3) There is a gaping chasm between D. Miranda's statement that "the Chumash were far from 'fluffy little kittens'" and your conclusion that she must mean "that the Chumash were warriors just like the stereotypical Plains Indians?" Then later, you say "It's wrong to claim all Indians--even all California Indians--are the same. It's wrong to claim they all fit the stereotypical "warrior" mold." But it seems YOU were the one who initially drew that point of comparison.

4) Its ironic that later in your post, you specifically state that "'Peaceful' doesn't mean weak or kittenish except in the minds of idiots," because in my understanding, that is precisely the problem, and while I can't speak for D. Miranda, I would not be surprised if that was why she was sensitive to the Buffy line and offended by it.

California people are widely portrayed as being docile, servile, and weak, a simplistic and inaccurate view painted by the colonizer. Further, they often have to deal with indignities such as lack of federal recognition, invisibility, and the sense of entitlement by children of immigrants whose attitude is pretty much: "You lost. Sucks to be you. Go back to Mexico." As survivors, its psychologically important for Native people to resist the stereotypical/ simplistic views about their own histories that are told in gradeschool textbooks, and sites like those you referenced. Its important for Native people to remember the ways that their ancestors have resisted, so that they can continue in their own lives today to define themselves for themselves, which is often the equivalent of swimming against the stream.

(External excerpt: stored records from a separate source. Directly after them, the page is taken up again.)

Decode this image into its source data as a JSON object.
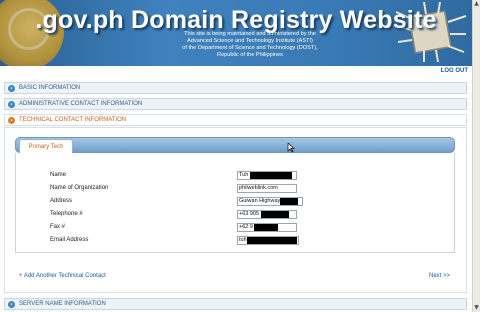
{
  "banner": {
    "title": ".gov.ph Domain Registry Website",
    "subtitle_lines": [
      "This site is being maintained and administered by the",
      "Advanced Science and Technology Institute (ASTI)",
      "of the Department of Science and Technology (DOST),",
      "Republic of the Philippines"
    ]
  },
  "header": {
    "logout_label": "LOG OUT"
  },
  "sections": [
    {
      "label": "BASIC INFORMATION",
      "expanded": false
    },
    {
      "label": "ADMINISTRATIVE CONTACT INFORMATION",
      "expanded": false
    },
    {
      "label": "TECHNICAL CONTACT INFORMATION",
      "expanded": true
    },
    {
      "label": "SERVER NAME INFORMATION",
      "expanded": false
    }
  ],
  "technical": {
    "tab_label": "Primary Tech",
    "fields": [
      {
        "label": "Name",
        "value": "Tuh"
      },
      {
        "label": "Name of Organization",
        "value": "philweblink.com"
      },
      {
        "label": "Address",
        "value": "Guiwan Highway"
      },
      {
        "label": "Telephone #",
        "value": "+63 905"
      },
      {
        "label": "Fax #",
        "value": "+62 9"
      },
      {
        "label": "Email Address",
        "value": "tuh"
      }
    ],
    "add_link": "+ Add Another Technical Contact",
    "next_link": "Next >>"
  },
  "colors": {
    "banner_blue": "#3f82bd",
    "link_blue": "#1a5aa0",
    "active_orange": "#c8621a"
  }
}
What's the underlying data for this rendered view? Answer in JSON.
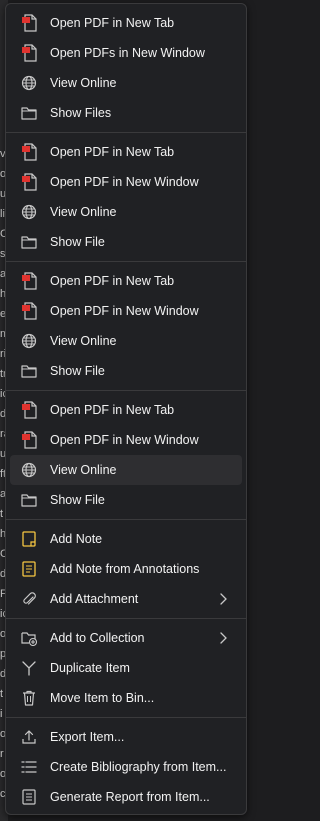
{
  "background_chars": [
    "v",
    "oi",
    "u",
    "li",
    "C",
    "st",
    "aj",
    "h",
    "e",
    "m",
    "ri",
    "tr",
    "ic",
    "d",
    "ra",
    "u",
    "ft",
    "a",
    "t",
    "h",
    "C",
    "d",
    "F",
    "ic",
    "o",
    "p",
    "d",
    "t",
    "i",
    "o",
    "r",
    "o",
    "c"
  ],
  "groups": [
    {
      "items": [
        {
          "icon": "pdf-icon",
          "label": "Open PDF in New Tab"
        },
        {
          "icon": "pdf-icon",
          "label": "Open PDFs in New Window"
        },
        {
          "icon": "globe-icon",
          "label": "View Online"
        },
        {
          "icon": "folder-icon",
          "label": "Show Files"
        }
      ]
    },
    {
      "items": [
        {
          "icon": "pdf-icon",
          "label": "Open PDF in New Tab"
        },
        {
          "icon": "pdf-icon",
          "label": "Open PDF in New Window"
        },
        {
          "icon": "globe-icon",
          "label": "View Online"
        },
        {
          "icon": "folder-icon",
          "label": "Show File"
        }
      ]
    },
    {
      "items": [
        {
          "icon": "pdf-icon",
          "label": "Open PDF in New Tab"
        },
        {
          "icon": "pdf-icon",
          "label": "Open PDF in New Window"
        },
        {
          "icon": "globe-icon",
          "label": "View Online"
        },
        {
          "icon": "folder-icon",
          "label": "Show File"
        }
      ]
    },
    {
      "items": [
        {
          "icon": "pdf-icon",
          "label": "Open PDF in New Tab"
        },
        {
          "icon": "pdf-icon",
          "label": "Open PDF in New Window"
        },
        {
          "icon": "globe-icon",
          "label": "View Online",
          "highlighted": true
        },
        {
          "icon": "folder-icon",
          "label": "Show File"
        }
      ]
    },
    {
      "items": [
        {
          "icon": "note-icon",
          "label": "Add Note"
        },
        {
          "icon": "note-annotations-icon",
          "label": "Add Note from Annotations"
        },
        {
          "icon": "paperclip-icon",
          "label": "Add Attachment",
          "submenu": true
        }
      ]
    },
    {
      "items": [
        {
          "icon": "add-to-collection-icon",
          "label": "Add to Collection",
          "submenu": true
        },
        {
          "icon": "duplicate-icon",
          "label": "Duplicate Item"
        },
        {
          "icon": "trash-icon",
          "label": "Move Item to Bin..."
        }
      ]
    },
    {
      "items": [
        {
          "icon": "export-icon",
          "label": "Export Item..."
        },
        {
          "icon": "bibliography-icon",
          "label": "Create Bibliography from Item..."
        },
        {
          "icon": "report-icon",
          "label": "Generate Report from Item..."
        }
      ]
    }
  ],
  "colors": {
    "menu_bg": "#202124",
    "text": "#f2f2f2",
    "pdf_red": "#e0332f",
    "note_yellow": "#f5c542",
    "icon_gray": "#c8c8c8"
  }
}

When you dismiss acts of Native Californian resistance as "not counting" because "they were only in defense against European conquest," you are belittling the efforts and sacrifices of D. Miranda's ancestors. I think her point was that she didn't want her tribe to be simply dismissed as weak and docile, and she supported that point. You are the one who made up all these other weird rules for what should count or not count as an act of "un-Kitten-ish" behavior. And it's also condescending when you include yourself in with D. Miranda (who IS Chumash) when you say "'LET'S not be defensive about a tribe not known for its warriors." Hey, it's her tribe, and she absolutely has a right to be defensive about any way that it is presented. Her interest and perspective is a WORLD away from yours!! You say "no disrespect" to her, but your writing says that maybe you don't really "get it".

Rob said...

The short answer is that objective accuracy trumps subjective needs, Kalisetsi. That's the point you don't seem to get. My statements were accurate and Miranda's weren't.

For more on the subject, see Stephen vs. Kalisetsi on Native Resistance and Rob Dismisses Native Resistance?!